WHAT IS NEEDED:
Write out the records below word for word, please.

Web page and app entries
★ ★ ★ ★ ★
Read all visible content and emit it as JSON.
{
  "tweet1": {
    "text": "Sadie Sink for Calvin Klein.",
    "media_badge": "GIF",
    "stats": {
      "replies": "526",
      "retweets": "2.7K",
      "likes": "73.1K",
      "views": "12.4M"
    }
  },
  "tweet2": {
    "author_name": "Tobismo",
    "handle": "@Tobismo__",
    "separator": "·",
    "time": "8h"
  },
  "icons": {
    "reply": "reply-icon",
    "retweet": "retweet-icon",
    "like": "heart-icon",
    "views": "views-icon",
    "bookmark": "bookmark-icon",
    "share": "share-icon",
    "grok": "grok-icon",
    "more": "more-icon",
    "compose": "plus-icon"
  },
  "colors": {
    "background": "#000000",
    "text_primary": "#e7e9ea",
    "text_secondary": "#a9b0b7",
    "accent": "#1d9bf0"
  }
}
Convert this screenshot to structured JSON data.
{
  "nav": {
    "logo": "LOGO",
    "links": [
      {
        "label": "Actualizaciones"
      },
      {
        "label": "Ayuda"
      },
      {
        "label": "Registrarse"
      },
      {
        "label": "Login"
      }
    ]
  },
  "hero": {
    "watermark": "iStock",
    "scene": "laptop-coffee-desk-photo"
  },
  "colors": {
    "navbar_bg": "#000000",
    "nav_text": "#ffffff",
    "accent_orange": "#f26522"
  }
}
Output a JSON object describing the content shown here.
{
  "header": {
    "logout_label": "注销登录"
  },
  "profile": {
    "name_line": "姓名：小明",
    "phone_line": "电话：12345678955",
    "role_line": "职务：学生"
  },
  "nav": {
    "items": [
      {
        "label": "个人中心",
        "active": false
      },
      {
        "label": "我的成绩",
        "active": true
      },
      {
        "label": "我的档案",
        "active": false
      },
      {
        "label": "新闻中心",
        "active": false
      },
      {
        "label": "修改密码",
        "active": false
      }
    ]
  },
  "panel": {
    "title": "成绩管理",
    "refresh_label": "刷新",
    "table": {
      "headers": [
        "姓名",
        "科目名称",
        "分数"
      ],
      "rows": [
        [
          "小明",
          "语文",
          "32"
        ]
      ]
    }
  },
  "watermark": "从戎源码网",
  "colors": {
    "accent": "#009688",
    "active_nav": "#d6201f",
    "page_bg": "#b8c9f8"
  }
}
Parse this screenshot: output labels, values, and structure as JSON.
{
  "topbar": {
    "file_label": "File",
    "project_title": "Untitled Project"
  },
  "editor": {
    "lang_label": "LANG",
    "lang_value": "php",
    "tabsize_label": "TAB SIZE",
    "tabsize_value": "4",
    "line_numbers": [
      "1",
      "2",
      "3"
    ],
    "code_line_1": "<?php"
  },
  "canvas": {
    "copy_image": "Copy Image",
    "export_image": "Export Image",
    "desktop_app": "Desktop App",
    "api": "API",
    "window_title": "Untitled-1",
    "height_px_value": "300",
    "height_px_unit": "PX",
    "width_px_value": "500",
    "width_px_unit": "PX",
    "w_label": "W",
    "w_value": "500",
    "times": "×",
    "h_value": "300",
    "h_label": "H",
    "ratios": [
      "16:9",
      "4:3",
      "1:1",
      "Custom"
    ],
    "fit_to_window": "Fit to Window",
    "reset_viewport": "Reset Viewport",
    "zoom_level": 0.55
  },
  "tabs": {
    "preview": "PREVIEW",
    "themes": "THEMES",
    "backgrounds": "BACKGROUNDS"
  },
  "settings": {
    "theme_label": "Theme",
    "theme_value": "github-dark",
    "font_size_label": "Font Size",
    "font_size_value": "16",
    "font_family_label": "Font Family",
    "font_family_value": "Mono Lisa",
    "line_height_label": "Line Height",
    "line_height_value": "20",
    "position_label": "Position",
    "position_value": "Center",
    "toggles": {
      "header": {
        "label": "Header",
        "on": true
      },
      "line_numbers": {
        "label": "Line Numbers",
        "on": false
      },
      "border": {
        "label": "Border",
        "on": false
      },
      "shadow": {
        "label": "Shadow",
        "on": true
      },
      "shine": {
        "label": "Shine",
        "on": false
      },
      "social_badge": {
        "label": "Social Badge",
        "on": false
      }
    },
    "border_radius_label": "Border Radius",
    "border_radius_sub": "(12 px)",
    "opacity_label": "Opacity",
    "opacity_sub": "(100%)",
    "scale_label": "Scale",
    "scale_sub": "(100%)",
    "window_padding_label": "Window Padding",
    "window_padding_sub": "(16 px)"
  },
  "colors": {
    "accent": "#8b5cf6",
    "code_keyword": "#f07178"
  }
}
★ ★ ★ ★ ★
EXERCISE OUTPUT:
Read all visible content and emit it as JSON.
{
  "tweet1": {
    "text": "Sadie Sink for Calvin Klein.",
    "media_badge": "GIF",
    "stats": {
      "replies": "526",
      "retweets": "2.7K",
      "likes": "73.1K",
      "views": "12.4M"
    }
  },
  "tweet2": {
    "author_name": "Tobismo",
    "handle": "@Tobismo__",
    "separator": "·",
    "time": "8h"
  },
  "icons": {
    "reply": "reply-icon",
    "retweet": "retweet-icon",
    "like": "heart-icon",
    "views": "views-icon",
    "bookmark": "bookmark-icon",
    "share": "share-icon",
    "grok": "grok-icon",
    "more": "more-icon",
    "compose": "plus-icon"
  },
  "colors": {
    "background": "#000000",
    "text_primary": "#e7e9ea",
    "text_secondary": "#a9b0b7",
    "accent": "#1d9bf0"
  }
}
Convert this screenshot to structured JSON data.
{
  "nav": {
    "logo": "LOGO",
    "links": [
      {
        "label": "Actualizaciones"
      },
      {
        "label": "Ayuda"
      },
      {
        "label": "Registrarse"
      },
      {
        "label": "Login"
      }
    ]
  },
  "hero": {
    "watermark": "iStock",
    "scene": "laptop-coffee-desk-photo"
  },
  "colors": {
    "navbar_bg": "#000000",
    "nav_text": "#ffffff",
    "accent_orange": "#f26522"
  }
}
Output a JSON object describing the content shown here.
{
  "header": {
    "logout_label": "注销登录"
  },
  "profile": {
    "name_line": "姓名：小明",
    "phone_line": "电话：12345678955",
    "role_line": "职务：学生"
  },
  "nav": {
    "items": [
      {
        "label": "个人中心",
        "active": false
      },
      {
        "label": "我的成绩",
        "active": true
      },
      {
        "label": "我的档案",
        "active": false
      },
      {
        "label": "新闻中心",
        "active": false
      },
      {
        "label": "修改密码",
        "active": false
      }
    ]
  },
  "panel": {
    "title": "成绩管理",
    "refresh_label": "刷新",
    "table": {
      "headers": [
        "姓名",
        "科目名称",
        "分数"
      ],
      "rows": [
        [
          "小明",
          "语文",
          "32"
        ]
      ]
    }
  },
  "watermark": "从戎源码网",
  "colors": {
    "accent": "#009688",
    "active_nav": "#d6201f",
    "page_bg": "#b8c9f8"
  }
}
Parse this screenshot: output labels, values, and structure as JSON.
{
  "topbar": {
    "file_label": "File",
    "project_title": "Untitled Project"
  },
  "editor": {
    "lang_label": "LANG",
    "lang_value": "php",
    "tabsize_label": "TAB SIZE",
    "tabsize_value": "4",
    "line_numbers": [
      "1",
      "2",
      "3"
    ],
    "code_line_1": "<?php"
  },
  "canvas": {
    "copy_image": "Copy Image",
    "export_image": "Export Image",
    "desktop_app": "Desktop App",
    "api": "API",
    "window_title": "Untitled-1",
    "height_px_value": "300",
    "height_px_unit": "PX",
    "width_px_value": "500",
    "width_px_unit": "PX",
    "w_label": "W",
    "w_value": "500",
    "times": "×",
    "h_value": "300",
    "h_label": "H",
    "ratios": [
      "16:9",
      "4:3",
      "1:1",
      "Custom"
    ],
    "fit_to_window": "Fit to Window",
    "reset_viewport": "Reset Viewport",
    "zoom_level": 0.55
  },
  "tabs": {
    "preview": "PREVIEW",
    "themes": "THEMES",
    "backgrounds": "BACKGROUNDS"
  },
  "settings": {
    "theme_label": "Theme",
    "theme_value": "github-dark",
    "font_size_label": "Font Size",
    "font_size_value": "16",
    "font_family_label": "Font Family",
    "font_family_value": "Mono Lisa",
    "line_height_label": "Line Height",
    "line_height_value": "20",
    "position_label": "Position",
    "position_value": "Center",
    "toggles": {
      "header": {
        "label": "Header",
        "on": true
      },
      "line_numbers": {
        "label": "Line Numbers",
        "on": false
      },
      "border": {
        "label": "Border",
        "on": false
      },
      "shadow": {
        "label": "Shadow",
        "on": true
      },
      "shine": {
        "label": "Shine",
        "on": false
      },
      "social_badge": {
        "label": "Social Badge",
        "on": false
      }
    },
    "border_radius_label": "Border Radius",
    "border_radius_sub": "(12 px)",
    "opacity_label": "Opacity",
    "opacity_sub": "(100%)",
    "scale_label": "Scale",
    "scale_sub": "(100%)",
    "window_padding_label": "Window Padding",
    "window_padding_sub": "(16 px)"
  },
  "colors": {
    "accent": "#8b5cf6",
    "code_keyword": "#f07178"
  }
}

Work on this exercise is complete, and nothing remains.